━━━ Material provided
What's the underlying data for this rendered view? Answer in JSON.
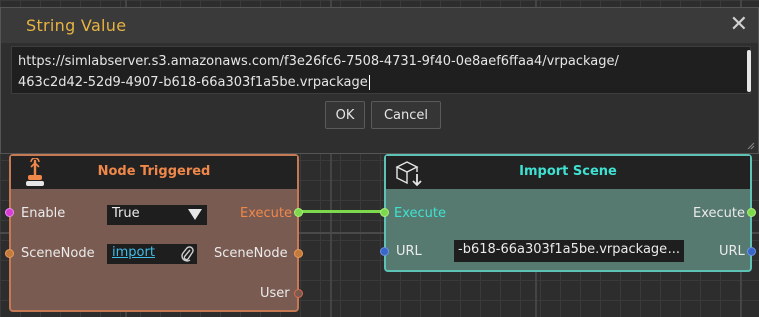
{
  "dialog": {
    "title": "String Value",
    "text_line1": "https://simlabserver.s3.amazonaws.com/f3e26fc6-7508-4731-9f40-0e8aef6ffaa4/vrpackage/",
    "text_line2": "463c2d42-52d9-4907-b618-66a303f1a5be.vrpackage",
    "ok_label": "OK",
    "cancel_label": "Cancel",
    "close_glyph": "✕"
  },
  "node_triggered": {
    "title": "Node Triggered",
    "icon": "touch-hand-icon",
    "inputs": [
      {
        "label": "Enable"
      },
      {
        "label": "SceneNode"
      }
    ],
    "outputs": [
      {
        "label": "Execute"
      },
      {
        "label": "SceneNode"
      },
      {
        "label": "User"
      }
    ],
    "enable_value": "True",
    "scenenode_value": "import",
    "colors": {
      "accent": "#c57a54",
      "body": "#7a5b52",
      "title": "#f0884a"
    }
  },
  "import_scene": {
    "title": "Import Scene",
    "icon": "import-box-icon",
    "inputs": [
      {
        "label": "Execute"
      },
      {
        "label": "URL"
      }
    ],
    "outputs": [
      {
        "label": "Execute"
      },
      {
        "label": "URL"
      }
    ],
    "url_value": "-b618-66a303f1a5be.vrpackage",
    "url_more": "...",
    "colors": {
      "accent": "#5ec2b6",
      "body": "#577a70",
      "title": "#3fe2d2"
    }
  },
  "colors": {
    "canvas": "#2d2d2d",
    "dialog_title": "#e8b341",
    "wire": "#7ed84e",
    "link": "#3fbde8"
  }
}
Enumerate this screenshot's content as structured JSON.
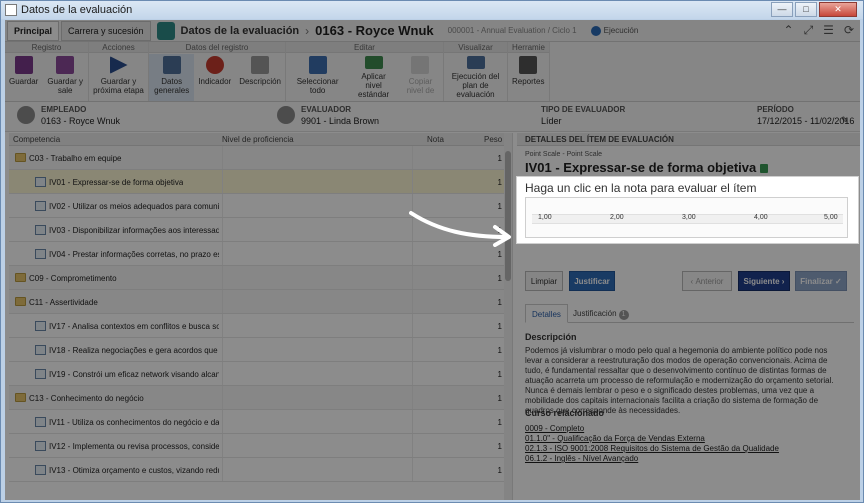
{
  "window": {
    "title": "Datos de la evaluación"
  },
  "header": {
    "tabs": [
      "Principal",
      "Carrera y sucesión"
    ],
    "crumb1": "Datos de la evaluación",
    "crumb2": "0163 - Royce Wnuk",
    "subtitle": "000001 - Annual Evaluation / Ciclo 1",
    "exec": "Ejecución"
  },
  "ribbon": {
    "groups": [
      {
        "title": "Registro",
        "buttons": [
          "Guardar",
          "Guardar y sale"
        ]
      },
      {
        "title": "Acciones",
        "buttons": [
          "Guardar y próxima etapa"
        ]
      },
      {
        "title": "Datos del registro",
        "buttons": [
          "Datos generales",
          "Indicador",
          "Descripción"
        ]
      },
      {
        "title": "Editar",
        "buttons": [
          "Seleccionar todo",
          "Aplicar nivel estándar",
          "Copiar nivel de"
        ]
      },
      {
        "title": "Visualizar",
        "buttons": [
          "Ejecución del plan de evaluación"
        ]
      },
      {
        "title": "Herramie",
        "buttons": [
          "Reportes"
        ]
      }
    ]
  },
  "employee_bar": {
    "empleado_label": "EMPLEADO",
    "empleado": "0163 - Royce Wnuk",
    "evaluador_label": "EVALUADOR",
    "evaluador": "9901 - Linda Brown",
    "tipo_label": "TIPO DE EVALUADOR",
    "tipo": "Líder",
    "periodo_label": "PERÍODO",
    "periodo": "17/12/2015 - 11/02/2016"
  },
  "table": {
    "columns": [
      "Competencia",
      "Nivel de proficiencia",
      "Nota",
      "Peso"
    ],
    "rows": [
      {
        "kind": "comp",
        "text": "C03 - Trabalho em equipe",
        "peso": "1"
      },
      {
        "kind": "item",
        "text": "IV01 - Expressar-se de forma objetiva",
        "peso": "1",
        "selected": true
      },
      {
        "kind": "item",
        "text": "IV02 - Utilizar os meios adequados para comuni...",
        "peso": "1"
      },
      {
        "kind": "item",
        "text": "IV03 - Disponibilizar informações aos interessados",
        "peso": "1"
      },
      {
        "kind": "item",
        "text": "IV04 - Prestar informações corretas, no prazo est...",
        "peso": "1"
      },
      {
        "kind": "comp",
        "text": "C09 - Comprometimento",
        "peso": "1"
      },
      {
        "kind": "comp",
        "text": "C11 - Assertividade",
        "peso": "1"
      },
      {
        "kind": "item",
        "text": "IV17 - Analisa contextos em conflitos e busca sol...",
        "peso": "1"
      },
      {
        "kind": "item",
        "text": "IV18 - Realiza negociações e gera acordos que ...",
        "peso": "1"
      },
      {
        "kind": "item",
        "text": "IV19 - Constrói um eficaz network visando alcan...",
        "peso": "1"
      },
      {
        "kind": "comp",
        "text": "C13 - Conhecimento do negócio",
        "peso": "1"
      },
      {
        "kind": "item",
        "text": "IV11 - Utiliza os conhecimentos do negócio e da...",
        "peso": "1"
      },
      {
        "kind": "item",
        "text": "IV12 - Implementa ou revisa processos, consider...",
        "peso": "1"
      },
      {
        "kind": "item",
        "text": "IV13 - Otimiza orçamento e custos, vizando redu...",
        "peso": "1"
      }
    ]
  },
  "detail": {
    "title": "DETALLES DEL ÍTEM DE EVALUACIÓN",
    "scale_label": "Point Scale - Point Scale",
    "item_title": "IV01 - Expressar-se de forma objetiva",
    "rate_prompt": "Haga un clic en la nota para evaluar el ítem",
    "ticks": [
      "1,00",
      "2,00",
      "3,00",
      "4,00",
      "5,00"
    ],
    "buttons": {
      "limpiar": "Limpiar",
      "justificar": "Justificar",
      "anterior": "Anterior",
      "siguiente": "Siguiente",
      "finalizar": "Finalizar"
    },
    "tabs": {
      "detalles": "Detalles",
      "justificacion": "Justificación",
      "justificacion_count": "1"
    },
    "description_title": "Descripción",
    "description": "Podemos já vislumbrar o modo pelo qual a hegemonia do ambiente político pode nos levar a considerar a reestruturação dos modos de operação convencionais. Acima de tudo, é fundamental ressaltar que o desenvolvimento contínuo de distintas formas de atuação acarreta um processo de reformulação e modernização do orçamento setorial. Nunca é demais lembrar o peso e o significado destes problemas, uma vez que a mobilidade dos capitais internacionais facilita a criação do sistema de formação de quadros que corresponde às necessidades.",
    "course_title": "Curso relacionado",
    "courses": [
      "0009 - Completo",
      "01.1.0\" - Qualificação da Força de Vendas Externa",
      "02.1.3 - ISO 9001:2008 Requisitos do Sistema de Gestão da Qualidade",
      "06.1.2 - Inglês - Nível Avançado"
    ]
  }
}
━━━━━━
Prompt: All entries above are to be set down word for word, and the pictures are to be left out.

Your response:
What's the underlying data for this rendered view? Answer in JSON.
{
  "dialog": {
    "title": "String Value",
    "text_line1": "https://simlabserver.s3.amazonaws.com/f3e26fc6-7508-4731-9f40-0e8aef6ffaa4/vrpackage/",
    "text_line2": "463c2d42-52d9-4907-b618-66a303f1a5be.vrpackage",
    "ok_label": "OK",
    "cancel_label": "Cancel",
    "close_glyph": "✕"
  },
  "node_triggered": {
    "title": "Node Triggered",
    "icon": "touch-hand-icon",
    "inputs": [
      {
        "label": "Enable"
      },
      {
        "label": "SceneNode"
      }
    ],
    "outputs": [
      {
        "label": "Execute"
      },
      {
        "label": "SceneNode"
      },
      {
        "label": "User"
      }
    ],
    "enable_value": "True",
    "scenenode_value": "import",
    "colors": {
      "accent": "#c57a54",
      "body": "#7a5b52",
      "title": "#f0884a"
    }
  },
  "import_scene": {
    "title": "Import Scene",
    "icon": "import-box-icon",
    "inputs": [
      {
        "label": "Execute"
      },
      {
        "label": "URL"
      }
    ],
    "outputs": [
      {
        "label": "Execute"
      },
      {
        "label": "URL"
      }
    ],
    "url_value": "-b618-66a303f1a5be.vrpackage",
    "url_more": "...",
    "colors": {
      "accent": "#5ec2b6",
      "body": "#577a70",
      "title": "#3fe2d2"
    }
  },
  "colors": {
    "canvas": "#2d2d2d",
    "dialog_title": "#e8b341",
    "wire": "#7ed84e",
    "link": "#3fbde8"
  }
}
Enumerate this screenshot's content as structured JSON.
{
  "window": {
    "title": "Datos de la evaluación"
  },
  "header": {
    "tabs": [
      "Principal",
      "Carrera y sucesión"
    ],
    "crumb1": "Datos de la evaluación",
    "crumb2": "0163 - Royce Wnuk",
    "subtitle": "000001 - Annual Evaluation / Ciclo 1",
    "exec": "Ejecución"
  },
  "ribbon": {
    "groups": [
      {
        "title": "Registro",
        "buttons": [
          "Guardar",
          "Guardar y sale"
        ]
      },
      {
        "title": "Acciones",
        "buttons": [
          "Guardar y próxima etapa"
        ]
      },
      {
        "title": "Datos del registro",
        "buttons": [
          "Datos generales",
          "Indicador",
          "Descripción"
        ]
      },
      {
        "title": "Editar",
        "buttons": [
          "Seleccionar todo",
          "Aplicar nivel estándar",
          "Copiar nivel de"
        ]
      },
      {
        "title": "Visualizar",
        "buttons": [
          "Ejecución del plan de evaluación"
        ]
      },
      {
        "title": "Herramie",
        "buttons": [
          "Reportes"
        ]
      }
    ]
  },
  "employee_bar": {
    "empleado_label": "EMPLEADO",
    "empleado": "0163 - Royce Wnuk",
    "evaluador_label": "EVALUADOR",
    "evaluador": "9901 - Linda Brown",
    "tipo_label": "TIPO DE EVALUADOR",
    "tipo": "Líder",
    "periodo_label": "PERÍODO",
    "periodo": "17/12/2015 - 11/02/2016"
  },
  "table": {
    "columns": [
      "Competencia",
      "Nivel de proficiencia",
      "Nota",
      "Peso"
    ],
    "rows": [
      {
        "kind": "comp",
        "text": "C03 - Trabalho em equipe",
        "peso": "1"
      },
      {
        "kind": "item",
        "text": "IV01 - Expressar-se de forma objetiva",
        "peso": "1",
        "selected": true
      },
      {
        "kind": "item",
        "text": "IV02 - Utilizar os meios adequados para comuni...",
        "peso": "1"
      },
      {
        "kind": "item",
        "text": "IV03 - Disponibilizar informações aos interessados",
        "peso": "1"
      },
      {
        "kind": "item",
        "text": "IV04 - Prestar informações corretas, no prazo est...",
        "peso": "1"
      },
      {
        "kind": "comp",
        "text": "C09 - Comprometimento",
        "peso": "1"
      },
      {
        "kind": "comp",
        "text": "C11 - Assertividade",
        "peso": "1"
      },
      {
        "kind": "item",
        "text": "IV17 - Analisa contextos em conflitos e busca sol...",
        "peso": "1"
      },
      {
        "kind": "item",
        "text": "IV18 - Realiza negociações e gera acordos que ...",
        "peso": "1"
      },
      {
        "kind": "item",
        "text": "IV19 - Constrói um eficaz network visando alcan...",
        "peso": "1"
      },
      {
        "kind": "comp",
        "text": "C13 - Conhecimento do negócio",
        "peso": "1"
      },
      {
        "kind": "item",
        "text": "IV11 - Utiliza os conhecimentos do negócio e da...",
        "peso": "1"
      },
      {
        "kind": "item",
        "text": "IV12 - Implementa ou revisa processos, consider...",
        "peso": "1"
      },
      {
        "kind": "item",
        "text": "IV13 - Otimiza orçamento e custos, vizando redu...",
        "peso": "1"
      }
    ]
  },
  "detail": {
    "title": "DETALLES DEL ÍTEM DE EVALUACIÓN",
    "scale_label": "Point Scale - Point Scale",
    "item_title": "IV01 - Expressar-se de forma objetiva",
    "rate_prompt": "Haga un clic en la nota para evaluar el ítem",
    "ticks": [
      "1,00",
      "2,00",
      "3,00",
      "4,00",
      "5,00"
    ],
    "buttons": {
      "limpiar": "Limpiar",
      "justificar": "Justificar",
      "anterior": "Anterior",
      "siguiente": "Siguiente",
      "finalizar": "Finalizar"
    },
    "tabs": {
      "detalles": "Detalles",
      "justificacion": "Justificación",
      "justificacion_count": "1"
    },
    "description_title": "Descripción",
    "description": "Podemos já vislumbrar o modo pelo qual a hegemonia do ambiente político pode nos levar a considerar a reestruturação dos modos de operação convencionais. Acima de tudo, é fundamental ressaltar que o desenvolvimento contínuo de distintas formas de atuação acarreta um processo de reformulação e modernização do orçamento setorial. Nunca é demais lembrar o peso e o significado destes problemas, uma vez que a mobilidade dos capitais internacionais facilita a criação do sistema de formação de quadros que corresponde às necessidades.",
    "course_title": "Curso relacionado",
    "courses": [
      "0009 - Completo",
      "01.1.0\" - Qualificação da Força de Vendas Externa",
      "02.1.3 - ISO 9001:2008 Requisitos do Sistema de Gestão da Qualidade",
      "06.1.2 - Inglês - Nível Avançado"
    ]
  }
}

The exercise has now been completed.